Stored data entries
* * *
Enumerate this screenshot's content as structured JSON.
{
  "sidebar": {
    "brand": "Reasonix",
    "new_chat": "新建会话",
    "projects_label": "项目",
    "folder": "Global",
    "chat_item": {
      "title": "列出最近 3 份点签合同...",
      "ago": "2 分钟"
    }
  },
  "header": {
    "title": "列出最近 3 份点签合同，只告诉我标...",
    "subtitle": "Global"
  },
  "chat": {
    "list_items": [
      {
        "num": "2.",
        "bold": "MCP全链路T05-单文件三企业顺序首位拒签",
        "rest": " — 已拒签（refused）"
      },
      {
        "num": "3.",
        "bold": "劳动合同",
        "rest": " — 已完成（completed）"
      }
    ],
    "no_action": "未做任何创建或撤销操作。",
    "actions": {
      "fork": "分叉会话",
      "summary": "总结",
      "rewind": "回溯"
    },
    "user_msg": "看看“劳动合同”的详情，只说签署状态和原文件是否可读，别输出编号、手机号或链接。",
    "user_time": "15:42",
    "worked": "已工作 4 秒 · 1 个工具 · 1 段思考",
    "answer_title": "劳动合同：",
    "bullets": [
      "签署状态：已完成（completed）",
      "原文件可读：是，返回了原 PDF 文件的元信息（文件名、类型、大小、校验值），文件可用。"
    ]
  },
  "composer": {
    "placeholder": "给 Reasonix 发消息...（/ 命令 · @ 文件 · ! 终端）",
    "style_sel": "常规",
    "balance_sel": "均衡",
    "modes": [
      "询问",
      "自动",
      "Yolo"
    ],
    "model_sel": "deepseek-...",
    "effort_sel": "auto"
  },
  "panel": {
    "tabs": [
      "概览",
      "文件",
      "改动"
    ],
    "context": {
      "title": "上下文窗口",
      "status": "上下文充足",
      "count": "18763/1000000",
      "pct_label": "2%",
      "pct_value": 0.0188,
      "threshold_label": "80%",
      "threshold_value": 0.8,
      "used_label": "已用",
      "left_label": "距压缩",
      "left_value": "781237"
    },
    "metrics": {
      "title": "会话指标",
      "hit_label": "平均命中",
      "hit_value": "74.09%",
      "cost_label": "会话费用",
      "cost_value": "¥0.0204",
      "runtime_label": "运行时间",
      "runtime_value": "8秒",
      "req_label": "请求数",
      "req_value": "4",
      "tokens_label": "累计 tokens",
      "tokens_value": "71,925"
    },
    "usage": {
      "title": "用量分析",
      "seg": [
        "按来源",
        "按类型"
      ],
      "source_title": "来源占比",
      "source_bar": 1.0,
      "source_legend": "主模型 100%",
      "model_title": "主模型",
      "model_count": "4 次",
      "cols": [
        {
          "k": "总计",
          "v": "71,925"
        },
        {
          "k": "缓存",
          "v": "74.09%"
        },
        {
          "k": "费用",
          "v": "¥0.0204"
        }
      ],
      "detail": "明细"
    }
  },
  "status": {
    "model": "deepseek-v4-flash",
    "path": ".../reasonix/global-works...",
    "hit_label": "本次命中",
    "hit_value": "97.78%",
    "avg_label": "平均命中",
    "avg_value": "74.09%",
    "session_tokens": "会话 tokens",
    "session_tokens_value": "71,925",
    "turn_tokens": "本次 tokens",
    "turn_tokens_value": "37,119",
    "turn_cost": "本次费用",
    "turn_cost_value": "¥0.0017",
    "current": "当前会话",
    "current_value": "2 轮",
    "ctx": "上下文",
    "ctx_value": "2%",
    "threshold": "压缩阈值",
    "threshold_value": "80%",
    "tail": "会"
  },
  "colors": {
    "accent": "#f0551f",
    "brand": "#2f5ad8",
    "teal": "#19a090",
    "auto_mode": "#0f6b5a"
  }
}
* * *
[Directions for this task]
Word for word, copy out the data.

[Answer]
Enumerate this screenshot's content as structured JSON.
{
  "sidebar": {
    "brand": "Reasonix",
    "new_chat": "新建会话",
    "projects_label": "项目",
    "folder": "Global",
    "chat_item": {
      "title": "列出最近 3 份点签合同...",
      "ago": "2 分钟"
    }
  },
  "header": {
    "title": "列出最近 3 份点签合同，只告诉我标...",
    "subtitle": "Global"
  },
  "chat": {
    "list_items": [
      {
        "num": "2.",
        "bold": "MCP全链路T05-单文件三企业顺序首位拒签",
        "rest": " — 已拒签（refused）"
      },
      {
        "num": "3.",
        "bold": "劳动合同",
        "rest": " — 已完成（completed）"
      }
    ],
    "no_action": "未做任何创建或撤销操作。",
    "actions": {
      "fork": "分叉会话",
      "summary": "总结",
      "rewind": "回溯"
    },
    "user_msg": "看看“劳动合同”的详情，只说签署状态和原文件是否可读，别输出编号、手机号或链接。",
    "user_time": "15:42",
    "worked": "已工作 4 秒 · 1 个工具 · 1 段思考",
    "answer_title": "劳动合同：",
    "bullets": [
      "签署状态：已完成（completed）",
      "原文件可读：是，返回了原 PDF 文件的元信息（文件名、类型、大小、校验值），文件可用。"
    ]
  },
  "composer": {
    "placeholder": "给 Reasonix 发消息...（/ 命令 · @ 文件 · ! 终端）",
    "style_sel": "常规",
    "balance_sel": "均衡",
    "modes": [
      "询问",
      "自动",
      "Yolo"
    ],
    "model_sel": "deepseek-...",
    "effort_sel": "auto"
  },
  "panel": {
    "tabs": [
      "概览",
      "文件",
      "改动"
    ],
    "context": {
      "title": "上下文窗口",
      "status": "上下文充足",
      "count": "18763/1000000",
      "pct_label": "2%",
      "pct_value": 0.0188,
      "threshold_label": "80%",
      "threshold_value": 0.8,
      "used_label": "已用",
      "left_label": "距压缩",
      "left_value": "781237"
    },
    "metrics": {
      "title": "会话指标",
      "hit_label": "平均命中",
      "hit_value": "74.09%",
      "cost_label": "会话费用",
      "cost_value": "¥0.0204",
      "runtime_label": "运行时间",
      "runtime_value": "8秒",
      "req_label": "请求数",
      "req_value": "4",
      "tokens_label": "累计 tokens",
      "tokens_value": "71,925"
    },
    "usage": {
      "title": "用量分析",
      "seg": [
        "按来源",
        "按类型"
      ],
      "source_title": "来源占比",
      "source_bar": 1.0,
      "source_legend": "主模型 100%",
      "model_title": "主模型",
      "model_count": "4 次",
      "cols": [
        {
          "k": "总计",
          "v": "71,925"
        },
        {
          "k": "缓存",
          "v": "74.09%"
        },
        {
          "k": "费用",
          "v": "¥0.0204"
        }
      ],
      "detail": "明细"
    }
  },
  "status": {
    "model": "deepseek-v4-flash",
    "path": ".../reasonix/global-works...",
    "hit_label": "本次命中",
    "hit_value": "97.78%",
    "avg_label": "平均命中",
    "avg_value": "74.09%",
    "session_tokens": "会话 tokens",
    "session_tokens_value": "71,925",
    "turn_tokens": "本次 tokens",
    "turn_tokens_value": "37,119",
    "turn_cost": "本次费用",
    "turn_cost_value": "¥0.0017",
    "current": "当前会话",
    "current_value": "2 轮",
    "ctx": "上下文",
    "ctx_value": "2%",
    "threshold": "压缩阈值",
    "threshold_value": "80%",
    "tail": "会"
  },
  "colors": {
    "accent": "#f0551f",
    "brand": "#2f5ad8",
    "teal": "#19a090",
    "auto_mode": "#0f6b5a"
  }
}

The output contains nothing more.